On Thursday, January 21 at 19:30 GMT:
The recent arrest and detention of three prominent critics of Zimbabwe’s government is again raising concerns over how laws are applied against voices of dissent.
Independent journalist Hopewell Chin’ono was taken into police custody on January 8 after he published social media posts about the alleged killing of a baby by a police officer in Harare. Police later said the baby was alive, but the true identity of its mother remains murky. Chin’ono faces charges of spreading ‘falsehoods’, and remains in Chikurubi prison after being denied bail.

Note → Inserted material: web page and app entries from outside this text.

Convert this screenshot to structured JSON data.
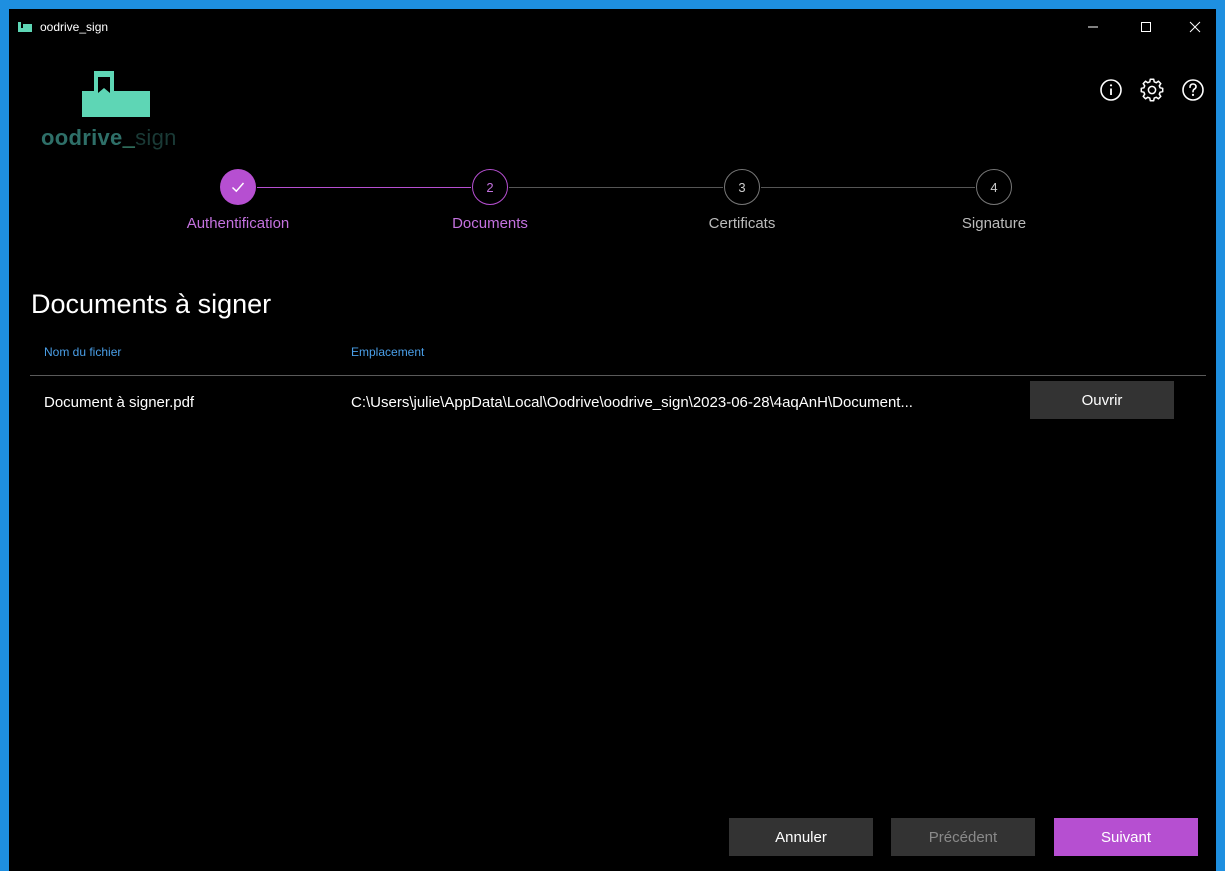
{
  "window": {
    "title": "oodrive_sign",
    "controls": {
      "minimize": "minimize-icon",
      "maximize": "maximize-icon",
      "close": "close-icon"
    }
  },
  "logo": {
    "brand": "oodrive",
    "underscore": "_",
    "suffix": "sign"
  },
  "header_icons": [
    "info-icon",
    "gear-icon",
    "help-icon"
  ],
  "stepper": {
    "steps": [
      {
        "number": "✓",
        "label": "Authentification",
        "state": "completed"
      },
      {
        "number": "2",
        "label": "Documents",
        "state": "active"
      },
      {
        "number": "3",
        "label": "Certificats",
        "state": "pending"
      },
      {
        "number": "4",
        "label": "Signature",
        "state": "pending"
      }
    ]
  },
  "main": {
    "title": "Documents à signer",
    "columns": {
      "name": "Nom du fichier",
      "location": "Emplacement"
    },
    "rows": [
      {
        "name": "Document à signer.pdf",
        "location": "C:\\Users\\julie\\AppData\\Local\\Oodrive\\oodrive_sign\\2023-06-28\\4aqAnH\\Document...",
        "action": "Ouvrir"
      }
    ]
  },
  "footer": {
    "cancel": "Annuler",
    "previous": "Précédent",
    "next": "Suivant"
  },
  "colors": {
    "accent": "#b64fd1",
    "active_text": "#c472df",
    "logo_green": "#5ed6b5",
    "header_blue": "#4a9fe8",
    "button_gray": "#333333",
    "window_border": "#1e8fe0"
  }
}
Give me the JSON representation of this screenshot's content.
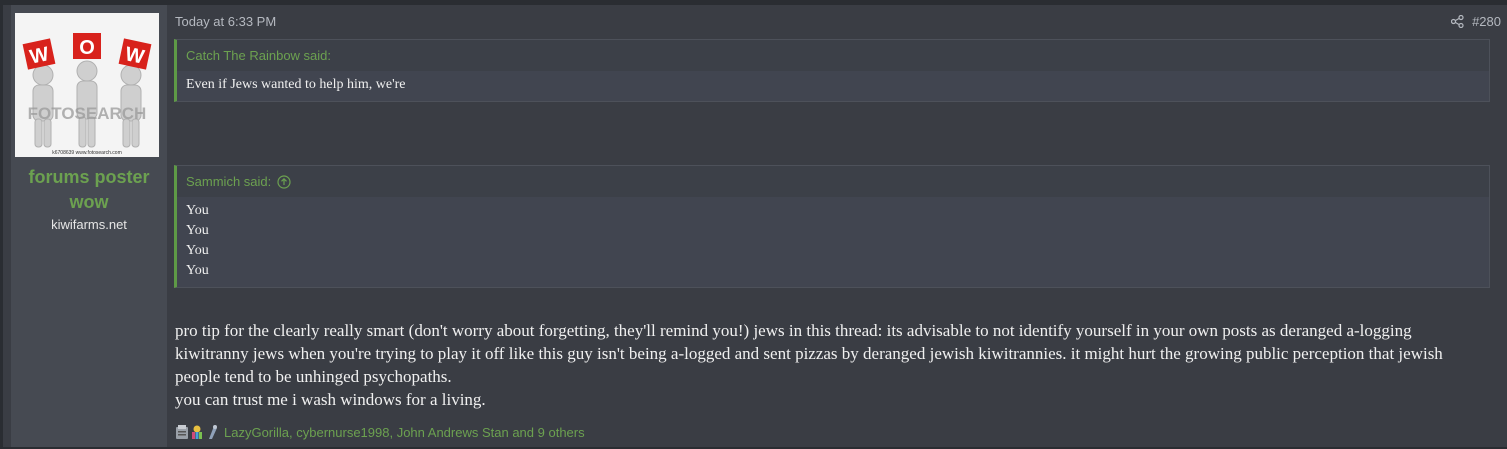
{
  "post": {
    "timestamp": "Today at 6:33 PM",
    "post_number": "#280",
    "share_icon": "share-icon"
  },
  "user": {
    "name_line1": "forums poster",
    "name_line2": "wow",
    "title": "kiwifarms.net",
    "avatar": {
      "letters": [
        "W",
        "O",
        "W"
      ],
      "watermark": "FOTOSEARCH",
      "caption": "k6708639 www.fotosearch.com"
    }
  },
  "quotes": [
    {
      "author_label": "Catch The Rainbow said:",
      "lines": [
        "Even if Jews wanted to help him, we're"
      ]
    },
    {
      "author_label": "Sammich said:",
      "jump_icon": "arrow-up-circle-icon",
      "lines": [
        "You",
        "You",
        "You",
        "You"
      ]
    }
  ],
  "body": {
    "paragraph": "pro tip for the clearly really smart (don't worry about forgetting, they'll remind you!) jews in this thread: its advisable to not identify yourself in your own posts as deranged a-logging kiwitranny jews when you're trying to play it off like this guy isn't being a-logged and sent pizzas by deranged jewish kiwitrannies. it might hurt the growing public perception that jewish people tend to be unhinged psychopaths.",
    "line2": "you can trust me i wash windows for a living."
  },
  "reactions": {
    "icons": [
      "informative-icon",
      "rainbow-icon",
      "feels-icon"
    ],
    "text": "LazyGorilla, cybernurse1998, John Andrews Stan and 9 others"
  },
  "colors": {
    "accent_green": "#6ca150",
    "background": "#3a3d44",
    "sidebar": "#464a52",
    "quote_border": "#5e9a46"
  }
}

Two senior members of Zimbabwe’s opposition Movement for Democratic Change Alliance (MDC) were later arrested on the same charge after they also published social media posts about the alleged police brutality incident. Job Sikhala is remanded in custody, while Fadzayi Mahere is out on bail.
The ruling Zanu-PF party says the law was applied fairly, as per the separation of powers expected in a constitutional democracy. But human rights groups including Amnesty International are alarmed at the latest arrests and say Zimbabwean law is being weaponised against those trying to hold authorities to account, whether they be journalists exposing corruption or prominent opposition movement voices. All three high-profile figures have criticised the ruling Zanu-PF party in the past, and have been detained by police before – on charges such as obstructing justice, inciting violence during anti-government protests in July 2020, and flouting anti-coronavirus measures.
Lawyers supportive of Chin’ono, Sikhala and Mahere say the latest charges they face are in fact unconstitutional, as the falsehoods law was struck down by Zimbabwe’s Constitutional Court in 2014. Their concerns over the fair application of laws follows a statement by a pan-African jurists’ forum that judicial independence in Zimbabwe is under threat at a time when authorities are increasingly repressive.
As people across Zimbabwe continue to struggle with poor job prospects and high inflation and wonder aloud about the future under President Emmerson Mnangagwa’s government, we’ll look at what the latest arrest of government critics suggests about free expression in Zimbabwe – and what may happen next. Join the conversation.
In this episode of The Stream, we are joined by:
Bright Matonga, @DrMatonga
Political analyst and former Zimbabwean deputy information minister